_Exercise details:_
Every line below that has the string "Wasserzaehler" needs to be copied.

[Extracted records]
--------
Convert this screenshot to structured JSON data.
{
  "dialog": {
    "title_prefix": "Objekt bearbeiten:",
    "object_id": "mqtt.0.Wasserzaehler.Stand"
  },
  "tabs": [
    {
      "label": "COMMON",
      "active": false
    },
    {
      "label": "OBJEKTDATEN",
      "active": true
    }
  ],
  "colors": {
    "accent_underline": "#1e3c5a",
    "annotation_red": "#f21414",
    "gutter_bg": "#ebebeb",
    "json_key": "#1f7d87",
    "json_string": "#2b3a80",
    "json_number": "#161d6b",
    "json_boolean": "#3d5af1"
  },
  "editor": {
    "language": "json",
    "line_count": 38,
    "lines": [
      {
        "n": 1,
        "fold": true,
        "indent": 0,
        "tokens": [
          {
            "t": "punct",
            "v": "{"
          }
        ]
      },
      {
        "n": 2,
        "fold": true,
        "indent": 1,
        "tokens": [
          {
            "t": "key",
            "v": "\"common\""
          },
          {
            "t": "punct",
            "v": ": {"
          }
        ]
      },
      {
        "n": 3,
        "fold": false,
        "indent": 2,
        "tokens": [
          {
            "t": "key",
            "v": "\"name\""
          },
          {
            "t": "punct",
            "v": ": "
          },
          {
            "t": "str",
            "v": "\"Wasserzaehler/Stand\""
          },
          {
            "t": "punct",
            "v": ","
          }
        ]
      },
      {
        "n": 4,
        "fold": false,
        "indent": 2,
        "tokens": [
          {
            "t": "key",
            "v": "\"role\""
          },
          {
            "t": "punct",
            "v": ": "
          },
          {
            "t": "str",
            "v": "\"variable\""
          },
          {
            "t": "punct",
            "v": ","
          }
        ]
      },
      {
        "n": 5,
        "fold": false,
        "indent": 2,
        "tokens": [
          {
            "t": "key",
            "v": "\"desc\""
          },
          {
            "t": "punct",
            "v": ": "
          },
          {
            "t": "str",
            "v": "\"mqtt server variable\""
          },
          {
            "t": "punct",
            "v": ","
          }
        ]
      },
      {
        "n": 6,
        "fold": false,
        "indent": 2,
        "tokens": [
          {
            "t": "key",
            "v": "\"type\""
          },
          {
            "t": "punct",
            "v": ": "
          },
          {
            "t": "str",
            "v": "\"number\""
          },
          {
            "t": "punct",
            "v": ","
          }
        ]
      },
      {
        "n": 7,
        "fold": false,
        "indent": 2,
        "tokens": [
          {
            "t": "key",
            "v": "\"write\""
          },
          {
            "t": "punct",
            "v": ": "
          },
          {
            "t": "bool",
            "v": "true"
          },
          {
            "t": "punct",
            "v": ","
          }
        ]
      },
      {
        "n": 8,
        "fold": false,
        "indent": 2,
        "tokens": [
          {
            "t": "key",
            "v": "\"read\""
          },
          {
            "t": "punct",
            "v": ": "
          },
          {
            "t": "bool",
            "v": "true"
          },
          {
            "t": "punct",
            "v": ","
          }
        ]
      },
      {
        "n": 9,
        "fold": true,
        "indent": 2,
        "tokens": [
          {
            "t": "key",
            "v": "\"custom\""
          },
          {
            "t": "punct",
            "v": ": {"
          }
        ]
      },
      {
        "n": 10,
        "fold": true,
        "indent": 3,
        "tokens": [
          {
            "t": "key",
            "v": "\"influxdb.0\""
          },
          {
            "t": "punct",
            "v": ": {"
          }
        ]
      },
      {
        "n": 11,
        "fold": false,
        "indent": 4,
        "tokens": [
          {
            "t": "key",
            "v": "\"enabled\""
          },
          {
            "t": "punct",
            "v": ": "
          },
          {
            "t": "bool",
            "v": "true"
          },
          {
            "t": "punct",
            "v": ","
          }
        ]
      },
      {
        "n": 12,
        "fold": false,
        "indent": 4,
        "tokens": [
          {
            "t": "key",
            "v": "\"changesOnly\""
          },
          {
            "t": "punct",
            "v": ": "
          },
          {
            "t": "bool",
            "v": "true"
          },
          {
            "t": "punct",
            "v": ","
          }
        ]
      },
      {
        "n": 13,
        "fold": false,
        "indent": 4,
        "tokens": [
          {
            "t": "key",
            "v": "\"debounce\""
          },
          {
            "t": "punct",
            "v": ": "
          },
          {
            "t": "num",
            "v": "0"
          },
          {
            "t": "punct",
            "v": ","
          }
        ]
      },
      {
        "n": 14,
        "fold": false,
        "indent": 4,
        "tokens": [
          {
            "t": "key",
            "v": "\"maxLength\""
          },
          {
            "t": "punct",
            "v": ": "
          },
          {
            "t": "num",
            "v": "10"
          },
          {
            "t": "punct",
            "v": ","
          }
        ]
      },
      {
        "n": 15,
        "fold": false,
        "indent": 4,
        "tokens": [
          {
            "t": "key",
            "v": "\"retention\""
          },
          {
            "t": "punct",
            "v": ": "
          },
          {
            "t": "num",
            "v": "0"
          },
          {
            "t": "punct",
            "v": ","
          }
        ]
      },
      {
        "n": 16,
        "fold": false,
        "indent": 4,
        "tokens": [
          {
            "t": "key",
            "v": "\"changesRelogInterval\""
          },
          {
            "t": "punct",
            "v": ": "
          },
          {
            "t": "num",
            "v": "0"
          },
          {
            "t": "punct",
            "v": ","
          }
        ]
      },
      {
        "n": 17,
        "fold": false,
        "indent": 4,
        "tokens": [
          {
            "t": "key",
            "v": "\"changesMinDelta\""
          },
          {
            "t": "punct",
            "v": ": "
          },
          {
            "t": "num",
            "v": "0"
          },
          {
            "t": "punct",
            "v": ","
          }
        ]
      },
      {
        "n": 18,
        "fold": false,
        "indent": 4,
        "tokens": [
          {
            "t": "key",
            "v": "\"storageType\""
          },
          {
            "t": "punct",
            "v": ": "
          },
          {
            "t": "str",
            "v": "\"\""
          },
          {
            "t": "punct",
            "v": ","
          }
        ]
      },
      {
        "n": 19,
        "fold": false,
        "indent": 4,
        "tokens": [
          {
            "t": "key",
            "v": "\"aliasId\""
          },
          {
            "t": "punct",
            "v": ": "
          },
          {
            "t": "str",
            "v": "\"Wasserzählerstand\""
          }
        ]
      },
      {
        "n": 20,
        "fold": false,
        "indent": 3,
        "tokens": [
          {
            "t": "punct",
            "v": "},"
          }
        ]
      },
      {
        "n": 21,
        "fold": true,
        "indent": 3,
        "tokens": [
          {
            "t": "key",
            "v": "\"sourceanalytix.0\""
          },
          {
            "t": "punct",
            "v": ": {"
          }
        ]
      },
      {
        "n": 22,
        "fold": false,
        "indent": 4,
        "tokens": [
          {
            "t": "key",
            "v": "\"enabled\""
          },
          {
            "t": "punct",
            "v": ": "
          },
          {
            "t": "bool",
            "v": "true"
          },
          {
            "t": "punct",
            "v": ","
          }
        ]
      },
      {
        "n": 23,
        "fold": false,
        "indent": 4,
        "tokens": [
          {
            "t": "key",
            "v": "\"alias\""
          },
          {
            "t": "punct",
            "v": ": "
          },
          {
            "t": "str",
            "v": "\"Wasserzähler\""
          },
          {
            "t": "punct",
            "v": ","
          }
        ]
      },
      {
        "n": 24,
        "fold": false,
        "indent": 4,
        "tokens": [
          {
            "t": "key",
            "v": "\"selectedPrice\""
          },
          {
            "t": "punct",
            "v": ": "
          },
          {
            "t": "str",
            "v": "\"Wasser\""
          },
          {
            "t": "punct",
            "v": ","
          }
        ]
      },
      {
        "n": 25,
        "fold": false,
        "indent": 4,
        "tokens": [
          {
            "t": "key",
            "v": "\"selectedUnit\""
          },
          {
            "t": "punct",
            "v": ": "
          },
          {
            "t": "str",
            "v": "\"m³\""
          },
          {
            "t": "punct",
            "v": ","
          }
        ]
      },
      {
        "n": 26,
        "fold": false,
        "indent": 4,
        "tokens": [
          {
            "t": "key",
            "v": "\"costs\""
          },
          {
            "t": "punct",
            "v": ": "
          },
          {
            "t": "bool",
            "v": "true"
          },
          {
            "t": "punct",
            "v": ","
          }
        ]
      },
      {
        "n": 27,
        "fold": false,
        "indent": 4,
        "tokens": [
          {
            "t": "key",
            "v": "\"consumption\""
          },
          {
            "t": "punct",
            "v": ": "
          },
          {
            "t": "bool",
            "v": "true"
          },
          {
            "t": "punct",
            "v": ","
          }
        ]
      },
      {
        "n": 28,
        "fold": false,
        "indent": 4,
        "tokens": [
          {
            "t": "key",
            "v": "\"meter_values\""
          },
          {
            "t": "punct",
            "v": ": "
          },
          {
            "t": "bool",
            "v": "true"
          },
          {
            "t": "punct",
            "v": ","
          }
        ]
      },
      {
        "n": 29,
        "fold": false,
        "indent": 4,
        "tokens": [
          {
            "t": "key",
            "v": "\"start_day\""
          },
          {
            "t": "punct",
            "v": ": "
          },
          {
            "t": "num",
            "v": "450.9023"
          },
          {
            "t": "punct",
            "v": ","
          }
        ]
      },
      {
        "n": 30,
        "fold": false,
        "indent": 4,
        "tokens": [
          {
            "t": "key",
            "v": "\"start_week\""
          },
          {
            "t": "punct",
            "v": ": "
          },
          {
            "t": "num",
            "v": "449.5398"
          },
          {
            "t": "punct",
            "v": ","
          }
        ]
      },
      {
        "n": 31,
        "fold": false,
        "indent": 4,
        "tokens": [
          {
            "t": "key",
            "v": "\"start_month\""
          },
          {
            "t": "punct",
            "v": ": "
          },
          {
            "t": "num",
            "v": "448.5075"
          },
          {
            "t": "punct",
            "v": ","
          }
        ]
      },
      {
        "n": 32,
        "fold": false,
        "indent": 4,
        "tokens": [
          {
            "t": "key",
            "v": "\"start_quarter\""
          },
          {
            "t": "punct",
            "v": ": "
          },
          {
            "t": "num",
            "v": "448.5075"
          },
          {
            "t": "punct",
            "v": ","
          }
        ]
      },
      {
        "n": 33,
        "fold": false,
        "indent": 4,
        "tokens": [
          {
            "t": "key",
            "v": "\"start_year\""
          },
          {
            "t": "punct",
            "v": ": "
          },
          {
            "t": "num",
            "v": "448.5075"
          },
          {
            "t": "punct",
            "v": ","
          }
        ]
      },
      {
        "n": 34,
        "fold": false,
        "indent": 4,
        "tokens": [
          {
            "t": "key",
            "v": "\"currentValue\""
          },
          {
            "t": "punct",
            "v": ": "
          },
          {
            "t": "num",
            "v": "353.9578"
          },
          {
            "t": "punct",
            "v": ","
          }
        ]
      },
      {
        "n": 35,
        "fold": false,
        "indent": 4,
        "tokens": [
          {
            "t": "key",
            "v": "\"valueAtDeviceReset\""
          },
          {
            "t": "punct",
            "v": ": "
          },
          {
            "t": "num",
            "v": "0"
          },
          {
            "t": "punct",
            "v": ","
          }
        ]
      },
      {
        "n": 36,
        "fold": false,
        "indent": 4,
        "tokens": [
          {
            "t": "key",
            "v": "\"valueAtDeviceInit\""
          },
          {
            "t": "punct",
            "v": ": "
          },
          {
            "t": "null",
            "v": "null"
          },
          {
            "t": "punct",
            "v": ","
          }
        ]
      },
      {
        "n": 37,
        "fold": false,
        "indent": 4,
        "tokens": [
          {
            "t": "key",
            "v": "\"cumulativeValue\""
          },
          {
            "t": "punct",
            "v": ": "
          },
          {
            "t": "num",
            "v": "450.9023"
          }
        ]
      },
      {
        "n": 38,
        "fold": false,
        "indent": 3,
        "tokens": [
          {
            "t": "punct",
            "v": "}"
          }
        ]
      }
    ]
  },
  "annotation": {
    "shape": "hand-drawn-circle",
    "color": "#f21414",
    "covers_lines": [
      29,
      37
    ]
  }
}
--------
_Finished task:_
    "object_id": "mqtt.0.Wasserzaehler.Stand"
            "v": "\"Wasserzaehler/Stand\""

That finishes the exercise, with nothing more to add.